# A QMCPy Quick Start

In this tutorial, we introduce QMCPy  by an example. QMCPy can be installed with pip install qmcpy or cloned from the QMCSoftware GitHub repository.

Consider the problem of integrating the Keister function  with respect to a -dimensional Gaussian measure: where is the Euclidean norm, is the -dimensional identity matrix, and denotes the standard normal cumulative distribution function. When , and we can visualize the Keister function and realizations of the sampling points depending on the tolerance values, , in the following figure:

The Keister function is implemented below with help from NumPy  in the following code snippet:

import numpy as np
def keister(x):
"""
x: nxd numpy ndarray
n samples
d dimensions

returns n-vector of the Kesiter function
evaluated at the n input samples
"""
d = x.shape
norm_x = np.sqrt((x**2).sum(1))
k = np.pi**(d/2) * np.cos(norm_x)
return k # size n vector

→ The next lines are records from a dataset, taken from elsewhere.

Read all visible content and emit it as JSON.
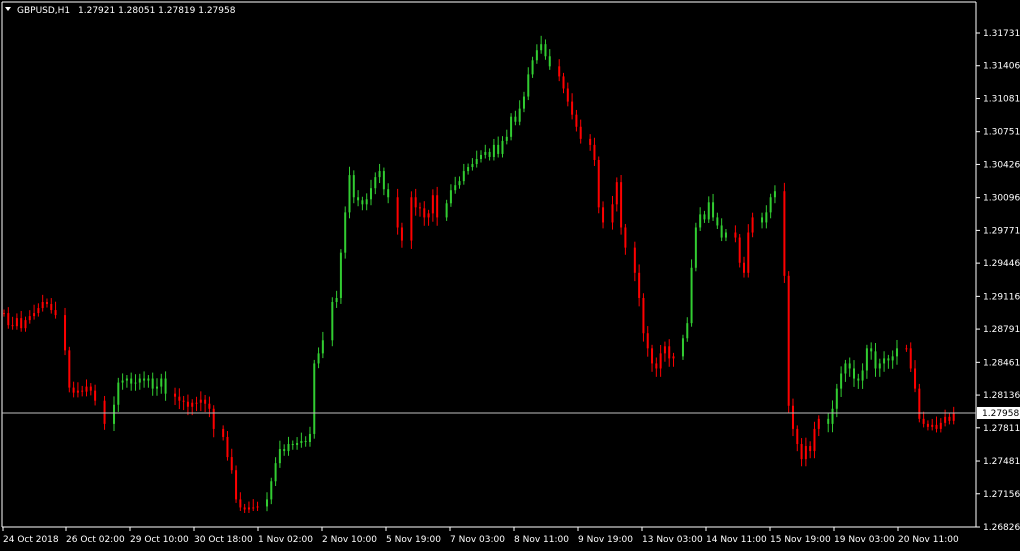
{
  "header": {
    "symbol_label": "GBPUSD,H1",
    "ohlc_label": "1.27921 1.28051 1.27819 1.27958",
    "dropdown_icon": "triangle-down-icon"
  },
  "colors": {
    "background": "#000000",
    "axis": "#ffffff",
    "bull": "#32CD32",
    "bear": "#FF0000",
    "price_line": "#c0c0c0",
    "price_label_bg": "#ffffff",
    "price_label_text": "#000000"
  },
  "chart_data": {
    "type": "candlestick",
    "title": "GBPUSD,H1",
    "ylim": [
      1.2679,
      1.31845
    ],
    "y_ticks": [
      "1.31731",
      "1.31406",
      "1.31081",
      "1.30751",
      "1.30426",
      "1.30096",
      "1.29771",
      "1.29446",
      "1.29116",
      "1.28791",
      "1.28461",
      "1.28136",
      "1.27811",
      "1.27481",
      "1.27156",
      "1.26826"
    ],
    "x_ticks": [
      "24 Oct 2018",
      "26 Oct 02:00",
      "29 Oct 10:00",
      "30 Oct 18:00",
      "1 Nov 02:00",
      "2 Nov 10:00",
      "5 Nov 19:00",
      "7 Nov 03:00",
      "8 Nov 11:00",
      "9 Nov 19:00",
      "13 Nov 03:00",
      "14 Nov 11:00",
      "15 Nov 19:00",
      "19 Nov 03:00",
      "20 Nov 11:00"
    ],
    "current_price": "1.27958",
    "series": [
      {
        "segments": [
          {
            "dir": "bear",
            "values": [
              1.2895,
              1.2883,
              1.2882,
              1.289,
              1.288,
              1.2888,
              1.2892,
              1.2895,
              1.29,
              1.2906,
              1.2904,
              1.2898,
              1.2893
            ]
          },
          {
            "dir": "bear",
            "values": [
              1.2858,
              1.2821,
              1.2816,
              1.2818,
              1.2817,
              1.2822,
              1.2818,
              1.2808
            ]
          },
          {
            "dir": "bear",
            "values": [
              1.2785
            ]
          },
          {
            "dir": "bull",
            "values": [
              1.2804,
              1.2826,
              1.2828,
              1.283,
              1.2825,
              1.2826,
              1.283,
              1.2828,
              1.283,
              1.282,
              1.2822,
              1.283,
              1.2815
            ]
          },
          {
            "dir": "bear",
            "values": [
              1.2812,
              1.2808,
              1.2807,
              1.2802,
              1.2806,
              1.2806,
              1.2809,
              1.2805,
              1.28,
              1.278
            ]
          },
          {
            "dir": "bear",
            "values": [
              1.2772,
              1.2752,
              1.2739,
              1.271,
              1.2702,
              1.27,
              1.2702,
              1.2702,
              1.2703
            ]
          },
          {
            "dir": "bull",
            "values": [
              1.271,
              1.2728,
              1.2746,
              1.276,
              1.2758,
              1.2765,
              1.2764,
              1.2766,
              1.2768,
              1.2767,
              1.2775,
              1.2845,
              1.2855,
              1.2868
            ]
          },
          {
            "dir": "bull",
            "values": [
              1.2906,
              1.291,
              1.2955,
              1.2995,
              1.3032,
              1.301,
              1.3007,
              1.3003,
              1.3008,
              1.3019,
              1.303,
              1.3036,
              1.3018,
              1.301
            ]
          },
          {
            "dir": "bear",
            "values": [
              1.298,
              1.2967
            ]
          },
          {
            "dir": "bear",
            "values": [
              1.301,
              1.3,
              1.2999,
              1.299,
              1.2994,
              1.3012,
              1.299
            ]
          },
          {
            "dir": "bull",
            "values": [
              1.3004,
              1.3017,
              1.3022,
              1.3026,
              1.3036,
              1.304,
              1.3043,
              1.3048,
              1.3052,
              1.3055,
              1.305,
              1.3062,
              1.3053,
              1.3066,
              1.307,
              1.309,
              1.3085,
              1.3098,
              1.311,
              1.3132,
              1.3146,
              1.3156,
              1.3162,
              1.315,
              1.314
            ]
          },
          {
            "dir": "bear",
            "values": [
              1.313,
              1.3118,
              1.3105,
              1.3092,
              1.308,
              1.3068
            ]
          },
          {
            "dir": "bear",
            "values": [
              1.3062,
              1.3047,
              1.3,
              1.2985
            ]
          },
          {
            "dir": "bear",
            "values": [
              1.3003,
              1.3025,
              1.298,
              1.296
            ]
          },
          {
            "dir": "bear",
            "values": [
              1.2935,
              1.291,
              1.2875,
              1.286,
              1.2845,
              1.284,
              1.2855,
              1.2862,
              1.285,
              1.2852
            ]
          },
          {
            "dir": "bull",
            "values": [
              1.287,
              1.2885,
              1.294,
              1.298,
              1.2993,
              1.2988,
              1.3005,
              1.299,
              1.2982,
              1.297,
              1.2975
            ]
          },
          {
            "dir": "bear",
            "values": [
              1.297,
              1.2945,
              1.2935,
              1.2975,
              1.299
            ]
          },
          {
            "dir": "bull",
            "values": [
              1.2985,
              1.2995,
              1.301,
              1.3016
            ]
          },
          {
            "dir": "bear",
            "values": [
              1.2932,
              1.2803,
              1.278,
              1.2765,
              1.275,
              1.2763,
              1.2758,
              1.278,
              1.279
            ]
          },
          {
            "dir": "bull",
            "values": [
              1.2785,
              1.28,
              1.282,
              1.2835,
              1.2845,
              1.284,
              1.283,
              1.2828,
              1.2838,
              1.286,
              1.2857,
              1.284,
              1.2845,
              1.285,
              1.2848,
              1.2852,
              1.286
            ]
          },
          {
            "dir": "bear",
            "values": [
              1.286,
              1.284,
              1.282,
              1.279,
              1.2785,
              1.2782,
              1.2784,
              1.278,
              1.2786,
              1.2792,
              1.2788,
              1.2796
            ]
          }
        ]
      }
    ]
  }
}
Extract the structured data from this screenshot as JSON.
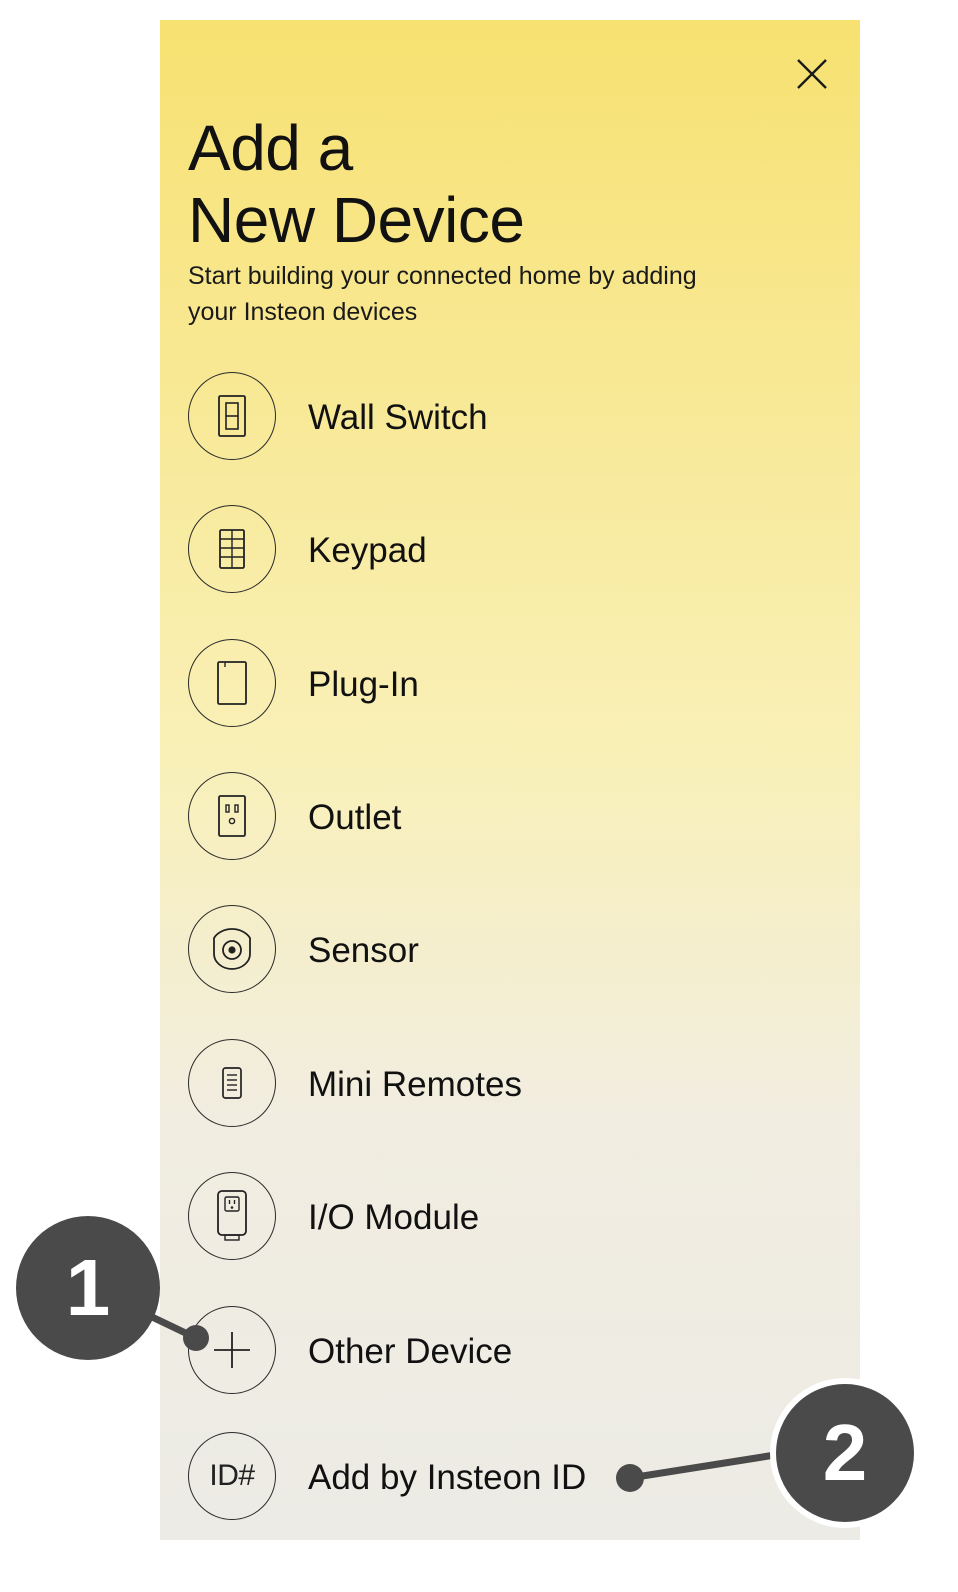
{
  "header": {
    "title_line1": "Add a",
    "title_line2": "New Device",
    "subtitle": "Start building your connected home by adding your Insteon devices",
    "close_icon": "close-icon"
  },
  "devices": [
    {
      "label": "Wall Switch",
      "icon": "wall-switch-icon"
    },
    {
      "label": "Keypad",
      "icon": "keypad-icon"
    },
    {
      "label": "Plug-In",
      "icon": "plug-in-icon"
    },
    {
      "label": "Outlet",
      "icon": "outlet-icon"
    },
    {
      "label": "Sensor",
      "icon": "sensor-icon"
    },
    {
      "label": "Mini Remotes",
      "icon": "mini-remote-icon"
    },
    {
      "label": "I/O Module",
      "icon": "io-module-icon"
    },
    {
      "label": "Other Device",
      "icon": "plus-icon"
    },
    {
      "label": "Add by Insteon ID",
      "icon": "id-icon",
      "icon_text": "ID#"
    }
  ],
  "callouts": [
    {
      "number": "1"
    },
    {
      "number": "2"
    }
  ],
  "colors": {
    "gradient_top": "#f7e171",
    "gradient_mid": "#f9f0b7",
    "gradient_bottom": "#ecebe5",
    "callout": "#4a4a4a",
    "text": "#111111"
  }
}
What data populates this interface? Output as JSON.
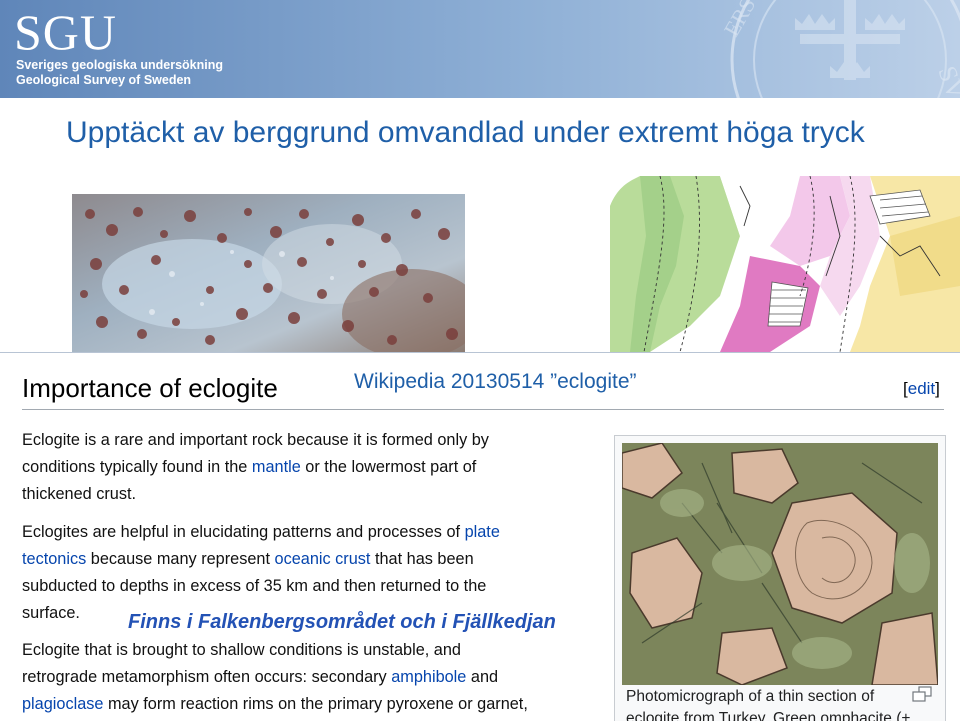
{
  "header": {
    "logo": "SGU",
    "org_line1": "Sveriges geologiska undersökning",
    "org_line2": "Geological Survey of Sweden",
    "seal_text": "SVERIGES"
  },
  "slide": {
    "title": "Upptäckt av berggrund omvandlad under extremt höga tryck"
  },
  "wiki": {
    "heading": "Importance of eclogite",
    "source": "Wikipedia 20130514 ”eclogite”",
    "edit_open": "[",
    "edit_label": "edit",
    "edit_close": "]",
    "p1": {
      "l1": "Eclogite is a rare and important rock because it is formed only by",
      "l2_a": "conditions typically found in the ",
      "l2_link": "mantle",
      "l2_b": " or the lowermost part of",
      "l3": "thickened crust."
    },
    "p2": {
      "l1_a": "Eclogites are helpful in elucidating patterns and processes of ",
      "l1_link": "plate",
      "l2_link1": "tectonics",
      "l2_a": " because many represent ",
      "l2_link2": "oceanic crust",
      "l2_b": " that has been",
      "l3": "subducted to depths in excess of 35 km and then returned to the",
      "l4": "surface."
    },
    "p3": {
      "l1": "Eclogite that is brought to shallow conditions is unstable, and",
      "l2_a": "retrograde metamorphism often occurs: secondary ",
      "l2_link": "amphibole",
      "l2_b": " and",
      "l3_link": "plagioclase",
      "l3_a": " may form reaction rims on the primary pyroxene or garnet,"
    },
    "thumb_caption_l1": "Photomicrograph of a thin section of",
    "thumb_caption_l2": "eclogite from Turkey. Green omphacite (+"
  },
  "overlay_note": "Finns i Falkenbergsområdet och i Fjällkedjan"
}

In addition to our Keister integrand and Gaussian true measure, we must select a discrete distribution, and a stopping criterion . The stopping criterion determines the number of points at which to evaluate the integrand in order for the mean approximation to be accurate within a user-specified error tolerance, . The discrete distribution determines the sites at which the integrand is evaluated.

For this Keister example, we select the lattice sequence as the discrete distribution and corresponding cubature-based stopping criterion . The discrete distribution, true measure, integrand, and stopping criterion are then constructed within the QMCPy framework below.

import qmcpy
d = 2
discrete_distrib = qmcpy.Lattice(dimension = d)
true_measure = qmcpy.Gaussian(discrete_distrib, mean = 0, covariance = 1/2)
integrand = qmcpy.CustomFun(true_measure,keister)
stopping_criterion = qmcpy.CubQMCLatticeG(integrand = integrand, abs_tol = 1e-3)


Calling integrate on the stopping_criterion instance returns the numerical solution and a data object. Printing the data object will provide a neat summary of the integration problem. For details of the output fields, refer to the online, searchable QMCPy Documentation at https://qmcpy.readthedocs.io/.

solution, data = stopping_criterion.integrate()
print(data)

LDTransformData (AccumulateData Object)
solution        1.808
comb_bound_low  1.808
comb_bound_high 1.809
comb_flags      1
n_total         2^(13)
n               2^(13)
time_integrate  0.017
CubQMCLatticeG (StoppingCriterion Object)
abs_tol         0.001
rel_tol         0
n_init          2^(10)
n_max           2^(35)
CustomFun (Integrand Object)
Gaussian (TrueMeasure Object)
mean            0
covariance      2^(-1)
decomp_type     PCA
Lattice (DiscreteDistribution Object)
d               2^(1)
dvec            [0 1]
randomize       1
order           natural
entropy         273562359450377681412227949180408652150
spawn_key       ()


This guide is not meant to be exhaustive but rather a quick introduction to the QMCPy framework and syntax. In an upcoming blog, we will take a closer look at low-discrepancy sequences such as the lattice sequence from the above example.